I am going to open this segment with a caveat. I am not an employment attorney and I do not offer this as legal advice. From conversations with employment attorneys, I have been told that one of the problems business owners and managers face when they terminate employees is that they wait until there is a problem to document the file. The scenario goes like this.
The company does not have a formal performance review process so there is nothing in the file for most employees. An employee's performance drops and the owner or manager initiates discussions with the employee about his/her performance and documents the file. The discussion does not produce changes in performance and the employee is terminated. The employee sues and his/her attorney asks for the employment file on the dismissed employee. Then the attorney asks to see the files on all other employees. When the other files don't show performance review notes, the attorney alleges the dismissed employee was unjustly singled out for termination. The suit is lost and the company pays damages, often significant, to someone who wasn't doing his/her job in the first place. How can you avoid this trap?
During each meeting, make a written note of each employee's goals for the coming week. In the subsequent meeting, indicate which goals were achieved and which were not. For those that weren't achieved, indicate what caused the problem and the solution devised. I am talking simple notes – 1 or 2 sentences at most AND only for the goals that weren't achieved. During most weeks there won't be many unachieved goals.
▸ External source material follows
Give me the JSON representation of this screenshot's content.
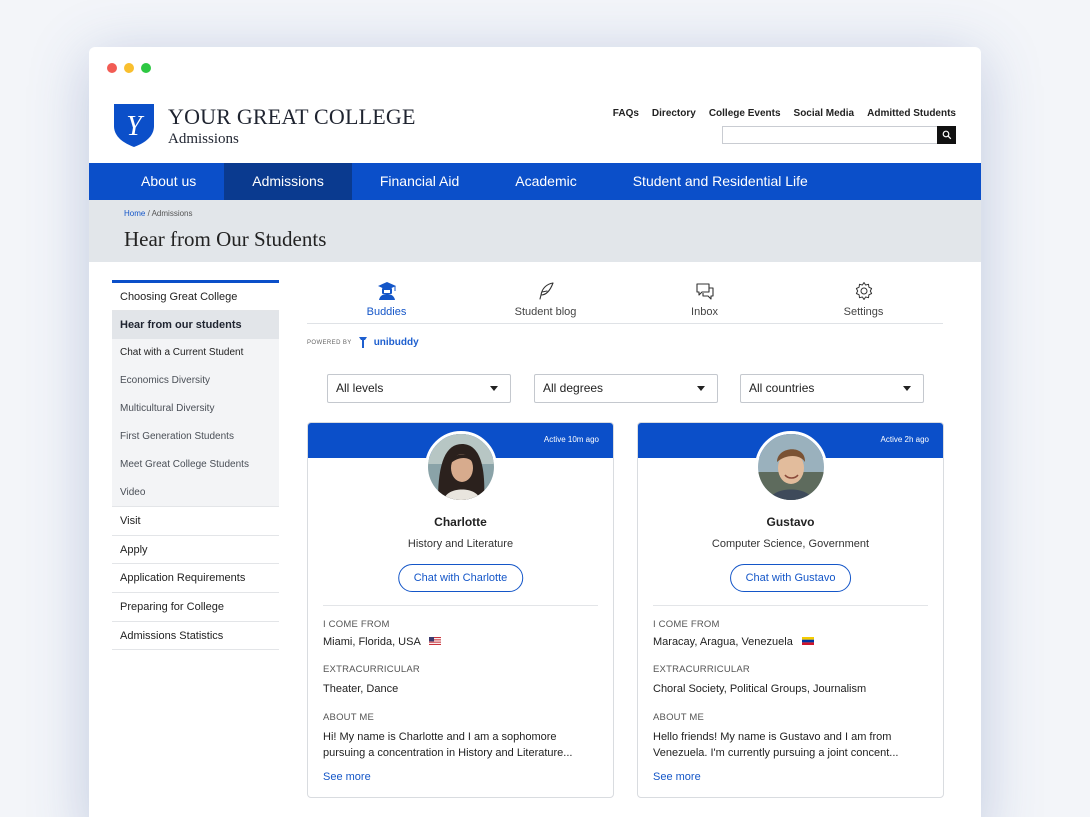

Continue this process for each meeting and keep a copy of your notes. If someone's performance drops, place a copy of the notes in that person's file. Now if an attorney asks for performance history on all other employees, you can simply copy your weekly notes. They will demonstrate that you have tracked performance on all employees in your group each week.
One final thought on wrongful terminations. While no one likes to get involved in litigation, you will have witnesses among your employees. They saw you repeatedly try to help Dale improve his performance and his lack of response to your attempts. These employees can attest to your efforts and the treatment you have afforded all members of your group. I once had an employee come to me after I terminated a friend of hers and say, "It's her own fault. You tried to help her and she wouldn't cooperate." The fact that the terminated person was her friend, I believe, speaks volumes to the fact that employees want to work for owners and managers who recognize them for what they do well and remove people who don't have the team's best interest at heart.
One of the most useful observations that I have seen over the years is that owners and managers spend the majority of their time dealing with people who aren't doing what they should while ignoring those who do their jobs well. The simple tips outlined above will help you deal with the 20% of the employees who create 80% of the problems WITHOUT investing a lot of time. They also provide simple ways to recognize YOUR exceptional performers so that they know each and every week how much you value their contributions.
Copyright © 2000, Dale Furtwengler, all rights reserved
About the Author:
Dale Furtwengler is a professional speaker, internationally-acclaimed author and a business consultant who uses counter-intuitive thinking to help his clients increase profits without adding resources. For more information on how counter-intuitive thinking can work for you visit www.furtwengler.com/theinvaluableleader/. For business leaders who would like to get higher prices for their products and services visit www.pricingforprofitbook.com/.